_EXERCISE DESCRIPTION_. Keep only the lines of the data below that contain "Cassandra链接", and copy them.

_DATA IN THIS EXERCISE_.

+--

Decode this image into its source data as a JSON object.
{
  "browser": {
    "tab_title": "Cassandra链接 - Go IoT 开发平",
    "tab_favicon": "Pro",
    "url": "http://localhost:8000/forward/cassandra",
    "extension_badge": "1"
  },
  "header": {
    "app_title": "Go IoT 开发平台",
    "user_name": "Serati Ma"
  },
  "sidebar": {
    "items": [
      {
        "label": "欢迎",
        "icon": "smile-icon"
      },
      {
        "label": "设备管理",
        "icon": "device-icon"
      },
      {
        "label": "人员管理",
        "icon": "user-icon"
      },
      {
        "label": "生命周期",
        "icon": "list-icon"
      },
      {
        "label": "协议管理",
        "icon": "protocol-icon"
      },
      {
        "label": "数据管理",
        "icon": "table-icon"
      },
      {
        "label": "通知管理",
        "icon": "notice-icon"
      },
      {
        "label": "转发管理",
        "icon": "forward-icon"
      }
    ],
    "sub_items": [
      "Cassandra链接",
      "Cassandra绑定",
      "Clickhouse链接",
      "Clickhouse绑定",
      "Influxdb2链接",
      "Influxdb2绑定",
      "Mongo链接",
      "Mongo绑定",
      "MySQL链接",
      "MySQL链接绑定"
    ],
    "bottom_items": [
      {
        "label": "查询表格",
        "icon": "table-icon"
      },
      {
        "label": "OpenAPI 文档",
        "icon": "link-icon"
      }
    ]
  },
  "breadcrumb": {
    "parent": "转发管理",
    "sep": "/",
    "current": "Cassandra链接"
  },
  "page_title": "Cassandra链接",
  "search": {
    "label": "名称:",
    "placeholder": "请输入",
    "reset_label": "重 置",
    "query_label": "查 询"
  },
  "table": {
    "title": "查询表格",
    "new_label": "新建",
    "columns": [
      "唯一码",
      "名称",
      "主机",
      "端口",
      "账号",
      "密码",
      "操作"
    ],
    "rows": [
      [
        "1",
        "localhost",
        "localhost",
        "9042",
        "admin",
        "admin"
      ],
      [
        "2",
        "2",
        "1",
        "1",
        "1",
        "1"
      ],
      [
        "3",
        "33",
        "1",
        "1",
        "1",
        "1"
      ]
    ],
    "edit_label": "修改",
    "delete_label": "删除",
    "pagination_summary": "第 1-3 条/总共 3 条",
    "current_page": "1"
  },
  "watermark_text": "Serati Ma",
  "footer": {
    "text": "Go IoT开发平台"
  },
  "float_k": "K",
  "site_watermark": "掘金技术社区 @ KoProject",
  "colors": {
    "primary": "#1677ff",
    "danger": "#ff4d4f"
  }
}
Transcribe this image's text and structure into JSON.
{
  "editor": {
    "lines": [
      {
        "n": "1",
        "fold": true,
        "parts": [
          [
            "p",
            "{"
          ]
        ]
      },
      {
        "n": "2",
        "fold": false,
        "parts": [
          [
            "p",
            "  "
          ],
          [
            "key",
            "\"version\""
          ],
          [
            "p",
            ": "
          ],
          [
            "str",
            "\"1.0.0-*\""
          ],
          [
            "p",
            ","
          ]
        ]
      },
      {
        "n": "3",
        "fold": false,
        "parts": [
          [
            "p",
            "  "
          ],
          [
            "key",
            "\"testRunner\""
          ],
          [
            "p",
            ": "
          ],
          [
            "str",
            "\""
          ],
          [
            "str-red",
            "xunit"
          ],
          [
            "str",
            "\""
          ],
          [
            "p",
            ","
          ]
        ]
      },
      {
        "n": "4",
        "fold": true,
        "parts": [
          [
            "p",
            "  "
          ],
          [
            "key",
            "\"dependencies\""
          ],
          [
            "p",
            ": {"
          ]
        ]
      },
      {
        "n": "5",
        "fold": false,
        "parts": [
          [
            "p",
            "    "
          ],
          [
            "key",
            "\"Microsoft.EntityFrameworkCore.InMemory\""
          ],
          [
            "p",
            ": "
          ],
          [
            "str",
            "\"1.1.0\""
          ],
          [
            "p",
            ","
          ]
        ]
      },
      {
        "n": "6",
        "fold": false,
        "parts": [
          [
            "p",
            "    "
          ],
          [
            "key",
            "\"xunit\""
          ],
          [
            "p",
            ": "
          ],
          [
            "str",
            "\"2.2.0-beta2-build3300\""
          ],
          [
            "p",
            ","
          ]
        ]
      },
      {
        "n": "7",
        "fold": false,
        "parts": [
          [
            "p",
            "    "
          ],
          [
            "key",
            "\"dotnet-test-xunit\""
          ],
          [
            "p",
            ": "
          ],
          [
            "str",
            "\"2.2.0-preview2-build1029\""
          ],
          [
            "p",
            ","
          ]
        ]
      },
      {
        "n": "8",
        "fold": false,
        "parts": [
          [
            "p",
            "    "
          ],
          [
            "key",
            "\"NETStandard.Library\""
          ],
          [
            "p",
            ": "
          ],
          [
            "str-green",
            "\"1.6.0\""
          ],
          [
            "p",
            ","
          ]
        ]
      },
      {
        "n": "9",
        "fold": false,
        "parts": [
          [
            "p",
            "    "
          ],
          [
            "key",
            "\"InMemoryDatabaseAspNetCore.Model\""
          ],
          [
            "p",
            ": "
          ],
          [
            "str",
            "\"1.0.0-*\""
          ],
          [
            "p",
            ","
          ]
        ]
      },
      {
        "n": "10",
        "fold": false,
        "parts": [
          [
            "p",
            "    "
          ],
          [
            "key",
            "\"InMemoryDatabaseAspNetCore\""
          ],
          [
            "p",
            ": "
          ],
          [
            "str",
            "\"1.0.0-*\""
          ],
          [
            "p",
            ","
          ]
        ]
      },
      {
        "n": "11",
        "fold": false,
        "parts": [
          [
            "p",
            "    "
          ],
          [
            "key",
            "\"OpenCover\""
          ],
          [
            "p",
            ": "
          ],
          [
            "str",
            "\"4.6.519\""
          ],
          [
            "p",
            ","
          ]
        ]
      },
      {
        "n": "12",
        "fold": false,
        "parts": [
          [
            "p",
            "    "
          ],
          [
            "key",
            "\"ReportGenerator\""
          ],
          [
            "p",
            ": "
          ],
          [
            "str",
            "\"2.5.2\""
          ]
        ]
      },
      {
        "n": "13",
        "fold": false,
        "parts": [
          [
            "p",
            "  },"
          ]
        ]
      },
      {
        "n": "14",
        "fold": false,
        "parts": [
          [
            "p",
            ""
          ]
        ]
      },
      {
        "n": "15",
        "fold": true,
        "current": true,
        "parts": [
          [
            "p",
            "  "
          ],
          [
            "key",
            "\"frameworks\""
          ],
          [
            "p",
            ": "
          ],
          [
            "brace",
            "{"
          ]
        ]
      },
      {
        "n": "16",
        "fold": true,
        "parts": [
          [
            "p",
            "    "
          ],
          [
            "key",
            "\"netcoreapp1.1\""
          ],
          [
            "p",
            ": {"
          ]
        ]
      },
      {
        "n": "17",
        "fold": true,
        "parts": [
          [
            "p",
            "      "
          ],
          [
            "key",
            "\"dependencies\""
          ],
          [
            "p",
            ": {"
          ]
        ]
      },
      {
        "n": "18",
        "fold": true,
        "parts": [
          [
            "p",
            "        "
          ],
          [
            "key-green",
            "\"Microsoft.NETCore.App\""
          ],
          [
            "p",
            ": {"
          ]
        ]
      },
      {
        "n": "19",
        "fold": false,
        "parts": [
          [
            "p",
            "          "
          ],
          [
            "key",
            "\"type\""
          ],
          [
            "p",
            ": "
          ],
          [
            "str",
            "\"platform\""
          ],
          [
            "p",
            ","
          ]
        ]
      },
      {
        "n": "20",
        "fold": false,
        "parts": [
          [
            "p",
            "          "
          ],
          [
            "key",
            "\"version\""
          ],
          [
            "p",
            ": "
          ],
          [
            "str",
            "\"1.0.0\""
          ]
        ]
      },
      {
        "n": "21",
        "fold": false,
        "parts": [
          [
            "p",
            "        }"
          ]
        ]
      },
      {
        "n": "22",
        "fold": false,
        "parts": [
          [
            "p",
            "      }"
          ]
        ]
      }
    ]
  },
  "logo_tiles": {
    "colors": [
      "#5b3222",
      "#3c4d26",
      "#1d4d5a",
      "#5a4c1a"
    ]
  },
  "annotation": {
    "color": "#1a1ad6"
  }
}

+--

_WRITTEN SOLUTION_.
    "tab_title": "Cassandra链接 - Go IoT 开发平",
      "Cassandra链接",
    "current": "Cassandra链接"
  "page_title": "Cassandra链接",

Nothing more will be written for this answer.